Send to

Choose Destination
Genetics. 2008 Mar;178(3):1355-69. doi: 10.1534/genetics.107.085795. Epub 2008 Feb 3.

Genetic analysis of the role of peroxisomes in the utilization of acetate and fatty acids in Aspergillus nidulans.

Author information

Department of Genetics, University of Melbourne, Melbourne, Victoria 3010, Australia.


Peroxisomes are organelles containing a diverse array of enzymes. In fungi they are important for carbon source utilization, pathogenesis, development, and secondary metabolism. We have studied Aspergillus nidulans peroxin (pex) mutants isolated by virtue of their inability to grow on butyrate or by the inactivation of specific pex genes. While all pex mutants are able to form colonies, those unable to import PTS1 proteins are partially defective in asexual and sexual development. The pex mutants are able to grow on acetate but are affected in growth on fatty acids, indicating a requirement for the peroxisomal localization of beta-oxidation enzymes. However, mislocalization of malate synthase does not prevent growth on either fatty acids or acetate, showing that the glyoxylate cycle does not require peroxisomal localization. Proliferation of peroxisomes is dependent on fatty acids, but not on acetate, and on PexK (Pex11), expression of which is activated by the FarA transcription factor. Proliferation was greatly reduced in a farADelta strain. A mutation affecting a mitochodrial ketoacyl-CoA thiolase and disruption of a mitochondrial hydroxy-acyl-CoA dehydrogenase gene prevented growth on short-chain but not long-chain fatty acids. Together with previous results, this is consistent with growth on even-numbered short-chain fatty acids requiring a mitochondrial as well as a peroxisomal beta-oxidation pathway. The mitochondrial pathway is not required for growth on valerate or for long-chain fatty acid utilization.

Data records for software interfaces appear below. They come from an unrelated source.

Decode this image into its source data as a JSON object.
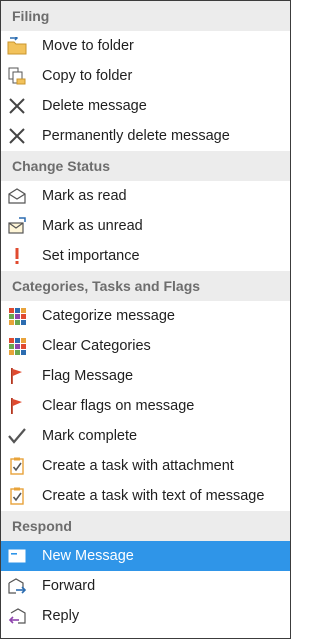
{
  "sections": [
    {
      "title": "Filing",
      "items": [
        {
          "label": "Move to folder",
          "icon": "move-to-folder-icon"
        },
        {
          "label": "Copy to folder",
          "icon": "copy-to-folder-icon"
        },
        {
          "label": "Delete message",
          "icon": "delete-x-icon"
        },
        {
          "label": "Permanently delete message",
          "icon": "permanent-delete-x-icon"
        }
      ]
    },
    {
      "title": "Change Status",
      "items": [
        {
          "label": "Mark as read",
          "icon": "open-envelope-icon"
        },
        {
          "label": "Mark as unread",
          "icon": "unread-envelope-icon"
        },
        {
          "label": "Set importance",
          "icon": "exclamation-icon"
        }
      ]
    },
    {
      "title": "Categories, Tasks and Flags",
      "items": [
        {
          "label": "Categorize message",
          "icon": "category-grid-icon"
        },
        {
          "label": "Clear Categories",
          "icon": "clear-categories-icon"
        },
        {
          "label": "Flag Message",
          "icon": "red-flag-icon"
        },
        {
          "label": "Clear flags on message",
          "icon": "clear-flag-icon"
        },
        {
          "label": "Mark complete",
          "icon": "checkmark-icon"
        },
        {
          "label": "Create a task with attachment",
          "icon": "task-clipboard-icon"
        },
        {
          "label": "Create a task with text of message",
          "icon": "task-clipboard-text-icon"
        }
      ]
    },
    {
      "title": "Respond",
      "items": [
        {
          "label": "New Message",
          "icon": "new-message-icon",
          "selected": true
        },
        {
          "label": "Forward",
          "icon": "forward-icon"
        },
        {
          "label": "Reply",
          "icon": "reply-icon"
        }
      ]
    }
  ],
  "colors": {
    "selection": "#2f95e8",
    "header_bg": "#ececec",
    "header_text": "#6d6d6d",
    "flag_red": "#e04a2f",
    "check_orange": "#e8a33a"
  }
}
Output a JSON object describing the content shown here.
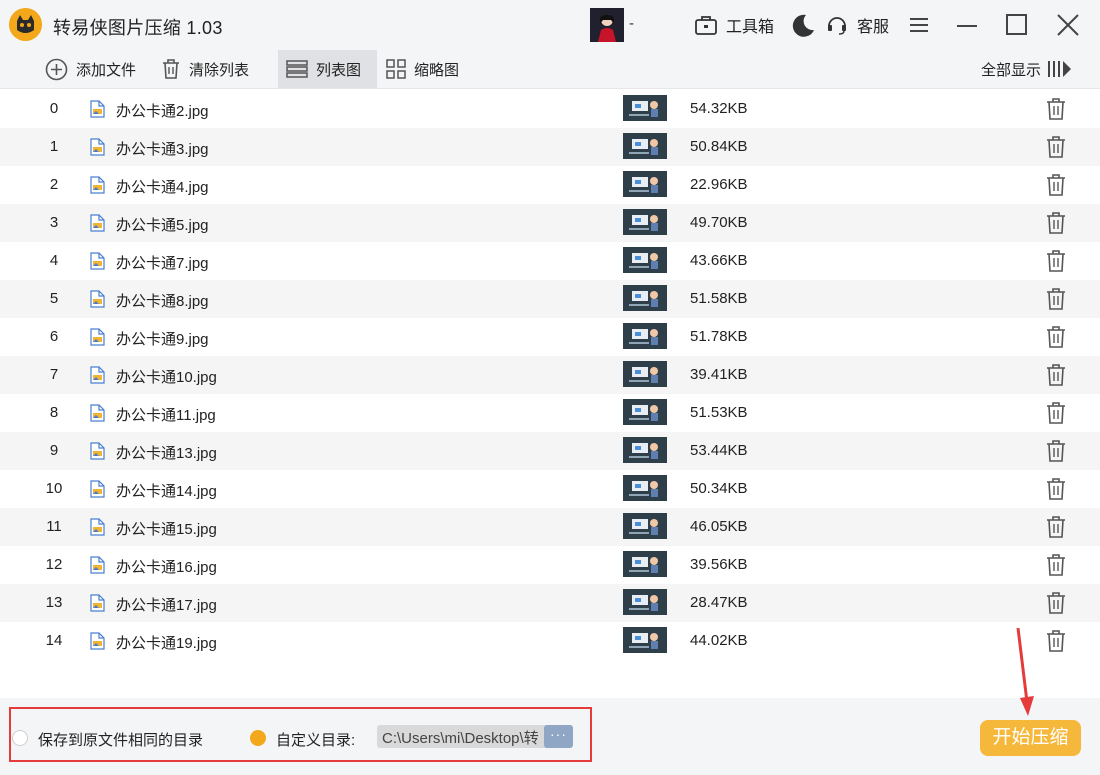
{
  "app": {
    "title": "转易侠图片压缩 1.03",
    "user_name": "-"
  },
  "header": {
    "toolbox_label": "工具箱",
    "support_label": "客服"
  },
  "toolbar": {
    "add_file": "添加文件",
    "clear_list": "清除列表",
    "list_view": "列表图",
    "thumb_view": "缩略图",
    "show_all": "全部显示"
  },
  "files": [
    {
      "index": "0",
      "name": "办公卡通2.jpg",
      "size": "54.32KB"
    },
    {
      "index": "1",
      "name": "办公卡通3.jpg",
      "size": "50.84KB"
    },
    {
      "index": "2",
      "name": "办公卡通4.jpg",
      "size": "22.96KB"
    },
    {
      "index": "3",
      "name": "办公卡通5.jpg",
      "size": "49.70KB"
    },
    {
      "index": "4",
      "name": "办公卡通7.jpg",
      "size": "43.66KB"
    },
    {
      "index": "5",
      "name": "办公卡通8.jpg",
      "size": "51.58KB"
    },
    {
      "index": "6",
      "name": "办公卡通9.jpg",
      "size": "51.78KB"
    },
    {
      "index": "7",
      "name": "办公卡通10.jpg",
      "size": "39.41KB"
    },
    {
      "index": "8",
      "name": "办公卡通11.jpg",
      "size": "51.53KB"
    },
    {
      "index": "9",
      "name": "办公卡通13.jpg",
      "size": "53.44KB"
    },
    {
      "index": "10",
      "name": "办公卡通14.jpg",
      "size": "50.34KB"
    },
    {
      "index": "11",
      "name": "办公卡通15.jpg",
      "size": "46.05KB"
    },
    {
      "index": "12",
      "name": "办公卡通16.jpg",
      "size": "39.56KB"
    },
    {
      "index": "13",
      "name": "办公卡通17.jpg",
      "size": "28.47KB"
    },
    {
      "index": "14",
      "name": "办公卡通19.jpg",
      "size": "44.02KB"
    }
  ],
  "footer": {
    "save_same_dir": "保存到原文件相同的目录",
    "custom_dir": "自定义目录:",
    "custom_path": "C:\\Users\\mi\\Desktop\\转",
    "browse": "···",
    "start": "开始压缩"
  },
  "colors": {
    "accent": "#f6b83a",
    "highlight_box": "#e53b3b",
    "radio_on": "#f3a81c"
  }
}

[Indexed for MEDLINE]
Free PMC Article

Supplemental Content

Full text links

Icon for HighWire Icon for PubMed Central
Loading ...
Support Center